TCP protocol

High-level overview of transmission control protocol

TCP meansTransmission Control Protocol, It is the foundation of the Web and other applications (such as email).

Defined inRFC 793In 1981, TCP was one of the oldest pillars of the Internet.

TCP sits on top of the Internet Protocol (IP) and builds a basic system based on application-level protocols such as HTTP, FTP, IMAP, and many other protocols.

Contrary to IP and UDP, TCP isConnection-oriented.

A connection must be established before transmission can be carried out via TCP. The data is sent in small packets, and when the communication ends, the connection is closed.

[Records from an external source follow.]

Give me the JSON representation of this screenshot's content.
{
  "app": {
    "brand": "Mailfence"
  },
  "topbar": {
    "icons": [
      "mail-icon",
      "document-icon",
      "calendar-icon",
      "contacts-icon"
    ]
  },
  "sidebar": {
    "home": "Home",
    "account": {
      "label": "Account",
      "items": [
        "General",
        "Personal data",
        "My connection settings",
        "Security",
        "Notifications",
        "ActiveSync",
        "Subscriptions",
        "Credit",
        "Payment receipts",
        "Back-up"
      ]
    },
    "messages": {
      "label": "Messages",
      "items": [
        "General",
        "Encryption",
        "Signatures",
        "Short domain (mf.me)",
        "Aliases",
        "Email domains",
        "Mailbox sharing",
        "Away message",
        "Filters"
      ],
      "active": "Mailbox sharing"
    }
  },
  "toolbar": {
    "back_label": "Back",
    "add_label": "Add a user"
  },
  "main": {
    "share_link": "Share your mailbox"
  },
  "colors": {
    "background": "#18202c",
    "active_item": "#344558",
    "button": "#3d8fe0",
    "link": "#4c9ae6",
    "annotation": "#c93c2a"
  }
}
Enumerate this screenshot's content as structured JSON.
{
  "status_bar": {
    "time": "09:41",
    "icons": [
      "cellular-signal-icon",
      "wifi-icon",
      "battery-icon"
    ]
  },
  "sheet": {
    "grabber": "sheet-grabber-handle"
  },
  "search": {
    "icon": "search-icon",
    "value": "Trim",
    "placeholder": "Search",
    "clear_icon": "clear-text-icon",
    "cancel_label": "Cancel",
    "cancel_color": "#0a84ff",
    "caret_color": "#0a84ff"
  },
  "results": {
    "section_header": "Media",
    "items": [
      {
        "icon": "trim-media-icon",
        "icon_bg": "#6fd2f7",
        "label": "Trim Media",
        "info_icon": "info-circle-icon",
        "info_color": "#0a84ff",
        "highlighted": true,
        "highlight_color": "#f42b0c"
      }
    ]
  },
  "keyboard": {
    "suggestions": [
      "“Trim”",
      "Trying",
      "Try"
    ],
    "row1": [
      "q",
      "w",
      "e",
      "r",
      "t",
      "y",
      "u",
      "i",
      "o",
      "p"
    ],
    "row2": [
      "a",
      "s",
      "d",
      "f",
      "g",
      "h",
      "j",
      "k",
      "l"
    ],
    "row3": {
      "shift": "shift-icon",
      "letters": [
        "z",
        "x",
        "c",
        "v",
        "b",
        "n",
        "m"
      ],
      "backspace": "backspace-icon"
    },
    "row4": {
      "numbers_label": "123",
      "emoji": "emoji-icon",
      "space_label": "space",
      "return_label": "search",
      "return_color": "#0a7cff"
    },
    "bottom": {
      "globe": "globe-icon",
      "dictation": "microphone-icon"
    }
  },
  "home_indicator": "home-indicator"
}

When data is transmitted via TCP, a relatively complicated work process called a handshake must be carried out.

I won't go into details here, but this kind of handshake can achieve end-to-end connections, and can ensure that TCP can provide one of its unique features: reliability. Using TCP, we can always know whether the data packet sent by the sender is correctly received by the receiver.

If a data packet is lost, the protocol can process it and then resend the data packet.

On the IP protocol, a connection is established between computers. In TCP, the following concepts are used to connect between processesport.

The port associated with the IP address can uniquely identify the process on the computer. like this:

localhost:8080

or

google.com:1234

Each application protocol has a default port. For example, HTTP has 80, HTTPS has 443, and FTP has 21. This is why you usually don't have to specify the port in your browser.

There is no need to use default programs, which is why, especially on your local computer, you may see ports such as 1313 or 8080 when you start a new application.

The port number ranges from 1 to 65535 (the port number is 16-bit unsigned, corresponding to 2^16 possible values).


More web tutorials: